Brazilian jazz guitarist Romero Lubambo moved to the United States in 1985 and established himself as an ace on the acoustic six-string. He has performed or recorded with Vernon Reid, Diana Krall, Luciana Souza, and Yo-Yo Ma, among others. His new album, Só, is entirely unaccompanied and instrumental (save for one vocal), and it’s a gem for fans of the unplugged guitar. Lubambo has the dexterity of Leo Kottke and John Fahey, but while those guitarists draw upon American blues and folk (among other genres), Lubambo synthesizes a mixture of the tunefulness of Brazilian samba and bossa nova and the improvisatory flexibility of jazz. And unlike some guitarists, Lubambo never lets technique get in the way of the music and the winsome ambience the instrument engenders.

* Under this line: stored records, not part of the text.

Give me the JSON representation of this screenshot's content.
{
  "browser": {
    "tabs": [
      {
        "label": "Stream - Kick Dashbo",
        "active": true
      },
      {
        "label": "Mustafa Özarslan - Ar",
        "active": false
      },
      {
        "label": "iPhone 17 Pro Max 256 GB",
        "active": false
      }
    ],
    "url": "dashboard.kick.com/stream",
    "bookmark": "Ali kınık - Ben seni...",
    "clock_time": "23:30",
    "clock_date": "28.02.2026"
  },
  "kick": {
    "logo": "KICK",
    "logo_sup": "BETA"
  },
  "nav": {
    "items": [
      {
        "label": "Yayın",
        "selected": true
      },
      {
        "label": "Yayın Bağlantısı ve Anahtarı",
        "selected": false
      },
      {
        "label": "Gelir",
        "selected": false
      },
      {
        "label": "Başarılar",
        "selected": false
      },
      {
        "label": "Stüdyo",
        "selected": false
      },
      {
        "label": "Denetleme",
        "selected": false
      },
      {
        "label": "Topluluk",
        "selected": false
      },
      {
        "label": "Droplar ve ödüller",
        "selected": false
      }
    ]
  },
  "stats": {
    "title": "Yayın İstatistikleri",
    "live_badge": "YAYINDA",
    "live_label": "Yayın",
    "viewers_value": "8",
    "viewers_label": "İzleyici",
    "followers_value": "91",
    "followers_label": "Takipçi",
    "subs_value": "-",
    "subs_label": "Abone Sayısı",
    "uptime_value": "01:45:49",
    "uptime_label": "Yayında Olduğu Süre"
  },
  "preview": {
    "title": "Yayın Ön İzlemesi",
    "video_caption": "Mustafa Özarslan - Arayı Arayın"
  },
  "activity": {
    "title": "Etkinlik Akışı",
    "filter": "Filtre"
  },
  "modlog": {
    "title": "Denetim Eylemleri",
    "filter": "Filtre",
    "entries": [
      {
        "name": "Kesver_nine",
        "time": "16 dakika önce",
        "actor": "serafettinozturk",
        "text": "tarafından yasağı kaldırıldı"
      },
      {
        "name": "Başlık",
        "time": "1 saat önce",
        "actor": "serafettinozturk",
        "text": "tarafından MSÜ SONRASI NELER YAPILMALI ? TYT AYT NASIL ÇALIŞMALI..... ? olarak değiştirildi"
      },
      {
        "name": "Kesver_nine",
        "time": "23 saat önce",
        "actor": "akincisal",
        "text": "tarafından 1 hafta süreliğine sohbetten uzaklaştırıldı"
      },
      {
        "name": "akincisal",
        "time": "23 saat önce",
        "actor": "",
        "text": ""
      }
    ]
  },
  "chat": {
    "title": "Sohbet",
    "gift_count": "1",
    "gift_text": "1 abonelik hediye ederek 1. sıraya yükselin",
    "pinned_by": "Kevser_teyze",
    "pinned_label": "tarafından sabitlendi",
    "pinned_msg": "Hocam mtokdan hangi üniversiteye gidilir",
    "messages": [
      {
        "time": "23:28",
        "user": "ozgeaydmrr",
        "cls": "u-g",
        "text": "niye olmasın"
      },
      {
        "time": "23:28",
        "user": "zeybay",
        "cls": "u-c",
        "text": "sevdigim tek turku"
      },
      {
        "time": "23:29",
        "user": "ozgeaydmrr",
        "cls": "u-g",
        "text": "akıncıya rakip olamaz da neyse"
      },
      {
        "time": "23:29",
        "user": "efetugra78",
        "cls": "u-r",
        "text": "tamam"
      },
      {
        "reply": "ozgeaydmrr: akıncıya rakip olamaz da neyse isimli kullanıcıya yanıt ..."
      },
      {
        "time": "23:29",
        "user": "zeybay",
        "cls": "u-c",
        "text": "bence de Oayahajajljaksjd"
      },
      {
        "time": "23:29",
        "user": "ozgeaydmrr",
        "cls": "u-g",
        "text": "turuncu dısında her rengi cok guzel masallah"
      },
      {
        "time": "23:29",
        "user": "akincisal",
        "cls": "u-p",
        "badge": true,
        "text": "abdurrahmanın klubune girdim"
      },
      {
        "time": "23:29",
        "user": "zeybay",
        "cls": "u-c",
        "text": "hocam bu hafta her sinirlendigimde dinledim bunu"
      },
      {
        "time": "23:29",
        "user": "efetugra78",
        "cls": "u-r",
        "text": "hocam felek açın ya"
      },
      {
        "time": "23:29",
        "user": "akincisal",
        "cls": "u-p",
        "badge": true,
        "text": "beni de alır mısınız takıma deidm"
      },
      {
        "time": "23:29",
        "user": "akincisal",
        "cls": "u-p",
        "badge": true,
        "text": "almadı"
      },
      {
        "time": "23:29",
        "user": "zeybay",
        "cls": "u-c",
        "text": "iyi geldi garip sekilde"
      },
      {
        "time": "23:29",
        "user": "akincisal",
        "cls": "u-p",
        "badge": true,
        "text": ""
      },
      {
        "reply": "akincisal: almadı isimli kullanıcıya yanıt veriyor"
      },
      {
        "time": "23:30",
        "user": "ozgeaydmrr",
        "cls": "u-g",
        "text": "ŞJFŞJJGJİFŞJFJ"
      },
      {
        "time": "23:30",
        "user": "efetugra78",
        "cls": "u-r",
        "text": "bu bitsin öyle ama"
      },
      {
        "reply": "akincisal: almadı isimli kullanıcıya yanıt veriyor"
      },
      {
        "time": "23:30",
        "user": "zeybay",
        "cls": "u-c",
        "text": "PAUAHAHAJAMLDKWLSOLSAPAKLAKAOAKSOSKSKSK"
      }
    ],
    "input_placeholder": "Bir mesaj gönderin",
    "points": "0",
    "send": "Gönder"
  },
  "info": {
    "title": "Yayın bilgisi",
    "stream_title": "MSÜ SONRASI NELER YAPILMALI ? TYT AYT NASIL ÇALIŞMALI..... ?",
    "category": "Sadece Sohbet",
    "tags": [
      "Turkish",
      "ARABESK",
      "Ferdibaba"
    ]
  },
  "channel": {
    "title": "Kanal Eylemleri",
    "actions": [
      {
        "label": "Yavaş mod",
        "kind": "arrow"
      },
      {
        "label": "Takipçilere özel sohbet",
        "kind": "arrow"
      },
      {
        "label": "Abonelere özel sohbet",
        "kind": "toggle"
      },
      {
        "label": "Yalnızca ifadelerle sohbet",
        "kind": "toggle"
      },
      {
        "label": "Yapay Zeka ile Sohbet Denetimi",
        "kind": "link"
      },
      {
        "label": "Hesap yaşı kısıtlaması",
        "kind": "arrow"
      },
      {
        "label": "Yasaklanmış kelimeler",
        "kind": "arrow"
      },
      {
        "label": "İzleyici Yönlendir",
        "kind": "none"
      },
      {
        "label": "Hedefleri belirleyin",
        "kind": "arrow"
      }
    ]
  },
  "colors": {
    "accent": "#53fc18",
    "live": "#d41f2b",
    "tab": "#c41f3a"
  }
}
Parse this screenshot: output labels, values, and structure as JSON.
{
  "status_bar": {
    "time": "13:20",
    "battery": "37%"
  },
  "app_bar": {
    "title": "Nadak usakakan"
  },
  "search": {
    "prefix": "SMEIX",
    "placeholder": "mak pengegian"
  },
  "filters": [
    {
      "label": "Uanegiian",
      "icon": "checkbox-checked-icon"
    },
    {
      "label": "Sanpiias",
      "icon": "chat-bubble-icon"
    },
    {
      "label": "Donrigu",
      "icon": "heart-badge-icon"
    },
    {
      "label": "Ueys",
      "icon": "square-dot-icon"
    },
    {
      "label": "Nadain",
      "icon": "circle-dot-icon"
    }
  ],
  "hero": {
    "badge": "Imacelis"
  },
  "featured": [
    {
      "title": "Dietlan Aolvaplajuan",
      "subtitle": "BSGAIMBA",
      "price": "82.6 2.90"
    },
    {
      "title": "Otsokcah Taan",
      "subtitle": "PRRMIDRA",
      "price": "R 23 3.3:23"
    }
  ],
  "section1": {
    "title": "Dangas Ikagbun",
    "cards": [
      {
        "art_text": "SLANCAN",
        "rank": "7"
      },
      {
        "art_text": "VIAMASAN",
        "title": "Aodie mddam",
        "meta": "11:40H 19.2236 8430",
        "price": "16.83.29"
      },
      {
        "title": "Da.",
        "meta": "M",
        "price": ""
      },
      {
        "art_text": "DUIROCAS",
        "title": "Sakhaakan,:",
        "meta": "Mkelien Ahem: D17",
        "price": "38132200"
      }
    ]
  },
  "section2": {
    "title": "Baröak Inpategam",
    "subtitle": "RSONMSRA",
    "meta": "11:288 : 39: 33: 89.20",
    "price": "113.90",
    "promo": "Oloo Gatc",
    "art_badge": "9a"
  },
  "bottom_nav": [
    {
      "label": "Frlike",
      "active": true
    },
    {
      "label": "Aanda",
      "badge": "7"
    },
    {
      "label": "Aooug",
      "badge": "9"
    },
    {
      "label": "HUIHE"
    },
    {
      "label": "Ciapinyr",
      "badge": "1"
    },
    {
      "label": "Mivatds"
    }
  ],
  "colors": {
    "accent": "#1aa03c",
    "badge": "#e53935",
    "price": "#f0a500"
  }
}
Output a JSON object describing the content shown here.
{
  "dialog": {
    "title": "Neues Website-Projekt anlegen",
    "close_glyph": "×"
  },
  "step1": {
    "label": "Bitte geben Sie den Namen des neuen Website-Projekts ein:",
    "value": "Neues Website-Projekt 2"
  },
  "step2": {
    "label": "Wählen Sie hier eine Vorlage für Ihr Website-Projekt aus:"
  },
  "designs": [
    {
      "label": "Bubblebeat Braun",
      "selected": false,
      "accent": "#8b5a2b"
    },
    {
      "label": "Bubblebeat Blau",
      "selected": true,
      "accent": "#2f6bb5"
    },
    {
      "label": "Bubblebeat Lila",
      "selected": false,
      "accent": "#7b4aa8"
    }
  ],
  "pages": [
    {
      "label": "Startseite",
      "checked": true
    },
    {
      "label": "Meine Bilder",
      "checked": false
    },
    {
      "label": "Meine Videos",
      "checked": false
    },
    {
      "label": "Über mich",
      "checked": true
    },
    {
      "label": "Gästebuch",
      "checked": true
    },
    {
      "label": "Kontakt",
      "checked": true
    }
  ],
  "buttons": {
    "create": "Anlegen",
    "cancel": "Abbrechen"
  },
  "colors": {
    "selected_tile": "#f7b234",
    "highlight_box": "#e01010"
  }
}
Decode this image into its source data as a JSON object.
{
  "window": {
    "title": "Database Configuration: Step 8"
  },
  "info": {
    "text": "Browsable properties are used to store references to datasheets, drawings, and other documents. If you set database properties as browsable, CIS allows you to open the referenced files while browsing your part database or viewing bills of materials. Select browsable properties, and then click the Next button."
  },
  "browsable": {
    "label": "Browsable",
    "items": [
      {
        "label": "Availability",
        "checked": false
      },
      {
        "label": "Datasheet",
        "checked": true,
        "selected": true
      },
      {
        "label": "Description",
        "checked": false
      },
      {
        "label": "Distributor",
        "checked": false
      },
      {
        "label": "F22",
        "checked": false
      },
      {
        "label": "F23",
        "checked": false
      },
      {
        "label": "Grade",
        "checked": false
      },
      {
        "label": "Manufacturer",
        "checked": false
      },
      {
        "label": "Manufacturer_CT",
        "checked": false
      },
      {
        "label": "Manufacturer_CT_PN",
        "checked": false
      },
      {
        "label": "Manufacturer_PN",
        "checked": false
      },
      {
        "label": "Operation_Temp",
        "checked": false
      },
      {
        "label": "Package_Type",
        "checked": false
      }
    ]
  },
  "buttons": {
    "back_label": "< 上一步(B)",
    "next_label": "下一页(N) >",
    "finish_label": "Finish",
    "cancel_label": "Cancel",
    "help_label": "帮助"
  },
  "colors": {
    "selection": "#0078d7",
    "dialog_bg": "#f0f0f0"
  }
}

Opener “Aquarela Do Brasil” features rolling chords and sprightly, crisp picking — it projects both drive and leisurely reflection. “Brigas Nunca Mais” has a sleek, cinematic feel — imagine a film’s central character taking a speedy cab ride from a Brazilian airport through a busy street at twilight, a breezy panorama of activity and anticipation. While much of Só — such as the wonderfully starry-eyed, sultry “Luisa” — would provide the ideal soundtrack for sipping cocktails on a veranda on a balmy evening, there are moments when Lubambo plays vigorously as well. “Você E Eu” reflects the ebullient, bouncy swing of iconic jazz guitarists Jim Hall and Kenny Burrell, filtered through a bossa/samba prism. Lubambo closes with the standard “Laura,” giving the notes plenty of space to resonate with nostalgia and bittersweet regret. (Sunnyside)